[To Joseph Cottle; John Opie's Paintings after Spenser.]

Reminiscences of Samuel Taylor Coleridge and Robert Southey. [Joseph Cottle.]

Robert Southey

Robert Southey comments on Spenser as supplying subjects for painters, and describes to Joseph Cottle two pictures the Faerie Queene by John Wolcot's protege, the painter John Opie (1761-1807): "Sir Calepine Freeing Serena" (exhibited at the Royal Academy in 1798) and "The Freeing of Amoret by Britomart." Portions of the letter were printed in Joseph Cottle's Reminiscences.

The "Cave of Despair" was the set subject at the Royal Academy in 1819; Keats's friend Joseph Severn (1793-1879) was to exhibit: "I have this moment received a Letter from Severn, whom I have not seen for some time, he tells me he has finish'd a picture of Spenser's Cave of despair which is designed to contend for Judgement" Letters, ed. Forman (1931, 1947) 442.

May, 1797

My dear Cottle,

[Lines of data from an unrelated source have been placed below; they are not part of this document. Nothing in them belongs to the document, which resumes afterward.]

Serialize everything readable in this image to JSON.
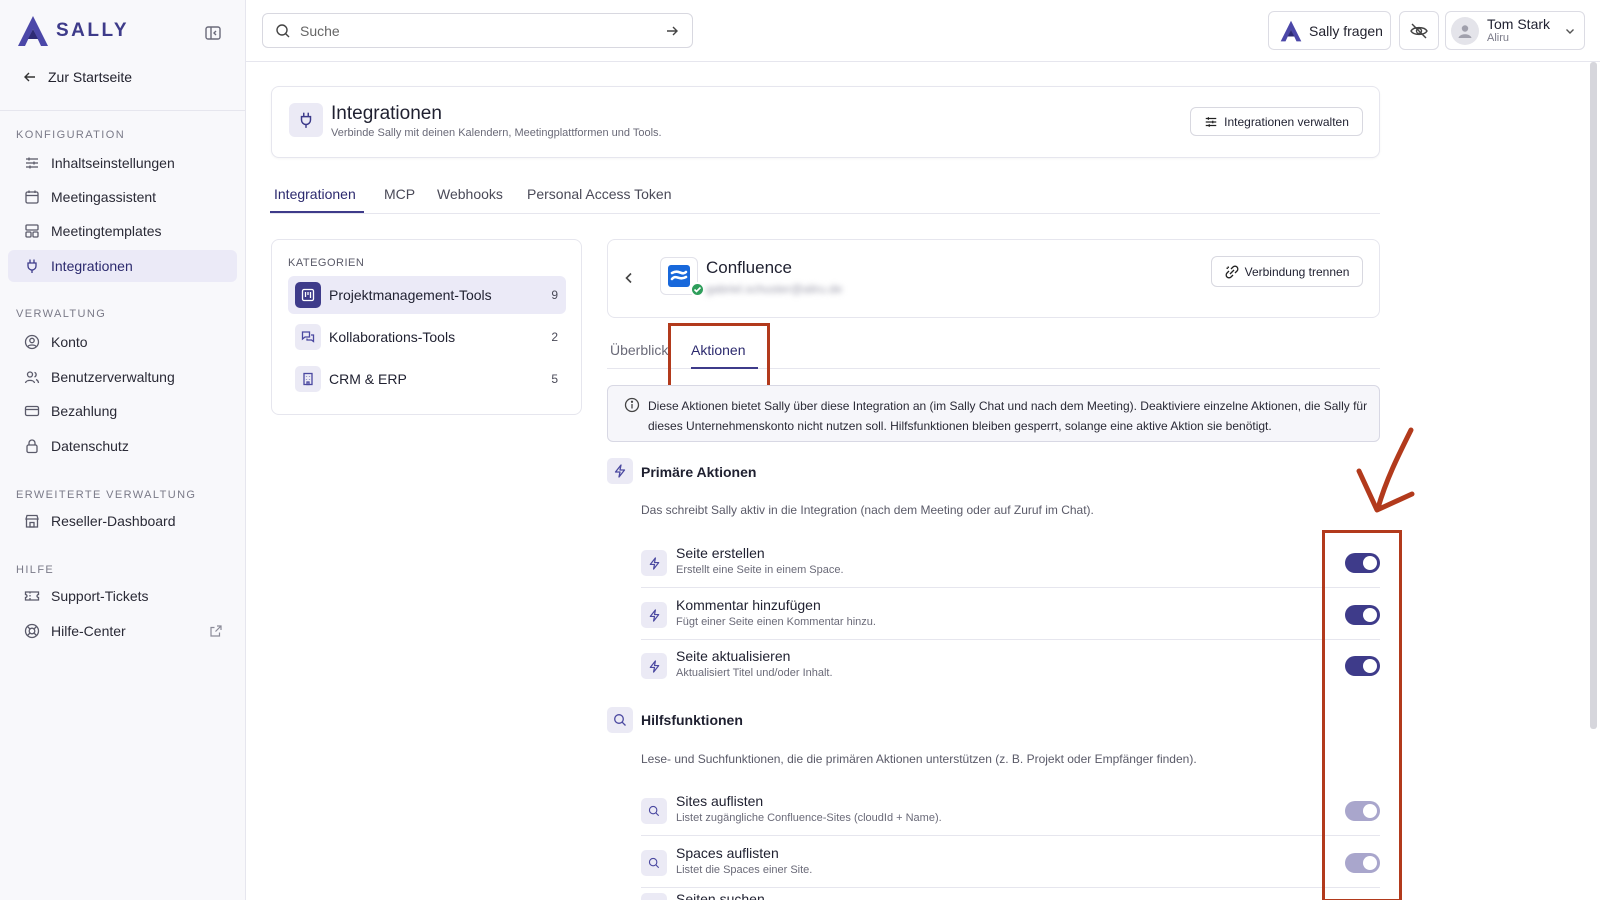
{
  "brand": {
    "name": "SALLY",
    "accent": "#3e3b8a"
  },
  "sidebar": {
    "back_label": "Zur Startseite",
    "sections": [
      {
        "title": "KONFIGURATION",
        "items": [
          {
            "label": "Inhaltseinstellungen",
            "icon": "sliders-icon"
          },
          {
            "label": "Meetingassistent",
            "icon": "calendar-icon"
          },
          {
            "label": "Meetingtemplates",
            "icon": "template-icon"
          },
          {
            "label": "Integrationen",
            "icon": "plug-icon",
            "active": true
          }
        ]
      },
      {
        "title": "VERWALTUNG",
        "items": [
          {
            "label": "Konto",
            "icon": "user-circle-icon"
          },
          {
            "label": "Benutzerverwaltung",
            "icon": "users-icon"
          },
          {
            "label": "Bezahlung",
            "icon": "credit-card-icon"
          },
          {
            "label": "Datenschutz",
            "icon": "lock-icon"
          }
        ]
      },
      {
        "title": "ERWEITERTE VERWALTUNG",
        "items": [
          {
            "label": "Reseller-Dashboard",
            "icon": "store-icon"
          }
        ]
      },
      {
        "title": "HILFE",
        "items": [
          {
            "label": "Support-Tickets",
            "icon": "ticket-icon"
          },
          {
            "label": "Hilfe-Center",
            "icon": "lifebuoy-icon",
            "external": true
          }
        ]
      }
    ]
  },
  "topbar": {
    "search_placeholder": "Suche",
    "ask_label": "Sally fragen",
    "user": {
      "name": "Tom Stark",
      "org": "Aliru"
    }
  },
  "page": {
    "title": "Integrationen",
    "subtitle": "Verbinde Sally mit deinen Kalendern, Meetingplattformen und Tools.",
    "manage_label": "Integrationen verwalten",
    "tabs": [
      "Integrationen",
      "MCP",
      "Webhooks",
      "Personal Access Token"
    ],
    "active_tab": "Integrationen"
  },
  "categories": {
    "heading": "KATEGORIEN",
    "items": [
      {
        "label": "Projektmanagement-Tools",
        "count": "9",
        "active": true
      },
      {
        "label": "Kollaborations-Tools",
        "count": "2"
      },
      {
        "label": "CRM & ERP",
        "count": "5"
      }
    ]
  },
  "connection": {
    "name": "Confluence",
    "account": "gabriel.schuster@aliru.de",
    "disconnect_label": "Verbindung trennen",
    "subtabs": [
      "Überblick",
      "Aktionen"
    ],
    "active_subtab": "Aktionen"
  },
  "info": "Diese Aktionen bietet Sally über diese Integration an (im Sally Chat und nach dem Meeting). Deaktiviere einzelne Aktionen, die Sally für dieses Unternehmenskonto nicht nutzen soll. Hilfsfunktionen bleiben gesperrt, solange eine aktive Aktion sie benötigt.",
  "primary": {
    "title": "Primäre Aktionen",
    "description": "Das schreibt Sally aktiv in die Integration (nach dem Meeting oder auf Zuruf im Chat).",
    "actions": [
      {
        "title": "Seite erstellen",
        "description": "Erstellt eine Seite in einem Space.",
        "enabled": true
      },
      {
        "title": "Kommentar hinzufügen",
        "description": "Fügt einer Seite einen Kommentar hinzu.",
        "enabled": true
      },
      {
        "title": "Seite aktualisieren",
        "description": "Aktualisiert Titel und/oder Inhalt.",
        "enabled": true
      }
    ]
  },
  "helpers": {
    "title": "Hilfsfunktionen",
    "description": "Lese- und Suchfunktionen, die die primären Aktionen unterstützen (z. B. Projekt oder Empfänger finden).",
    "actions": [
      {
        "title": "Sites auflisten",
        "description": "Listet zugängliche Confluence-Sites (cloudId + Name).",
        "enabled": true,
        "locked": true
      },
      {
        "title": "Spaces auflisten",
        "description": "Listet die Spaces einer Site.",
        "enabled": true,
        "locked": true
      },
      {
        "title": "Seiten suchen",
        "description": "",
        "enabled": true,
        "locked": true
      }
    ]
  },
  "annotation_color": "#b23a1c"
}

* * * Opie is indeed a very extraordinary man. I have now twice seen him. Without any thing of politeness, his manners are pleasing, though their freedom is out of the common; and his conversation, though in a half-uttered, half-Cornish, half croak is interesting. There is a strange contrast between his genius, which is not confined to painting, and the vulgarity of his appearance — of his manners and language sometimes. You will however easily conceive that a man who can paint like Opie must display the same taste on other subjects. He is very fond of Spenser. No author furnishes so many pictures, he says. You may have seen his "Britomart delivering Amoret." He has begun a picture from Spenser which he himself thinks his best design, but it has remained untouched for three years. The outline is wonderfully fine. It is the delivery of Serena from the Salvages, by Calepine. You will find the story in the 6th book of the "Fairy Queen." The subject has often struck me as fit for the painter.

I saw Dr. Gregory (Biographer of Chatterton) to-day; a very brown-looking man, of most pinquescent, and full-moon cheeks. There is much tallow in him. I like his wife, and perhaps him, too, but his christianity is of an intolerant order, and he affects a solemnity when talking of it, which savors of the high priest. When he comes before the physiognomical tribunal, we must melt him down. He is too portly. God bless you. * * *

Yours truly,

Robert Southey

[pp. 211-12]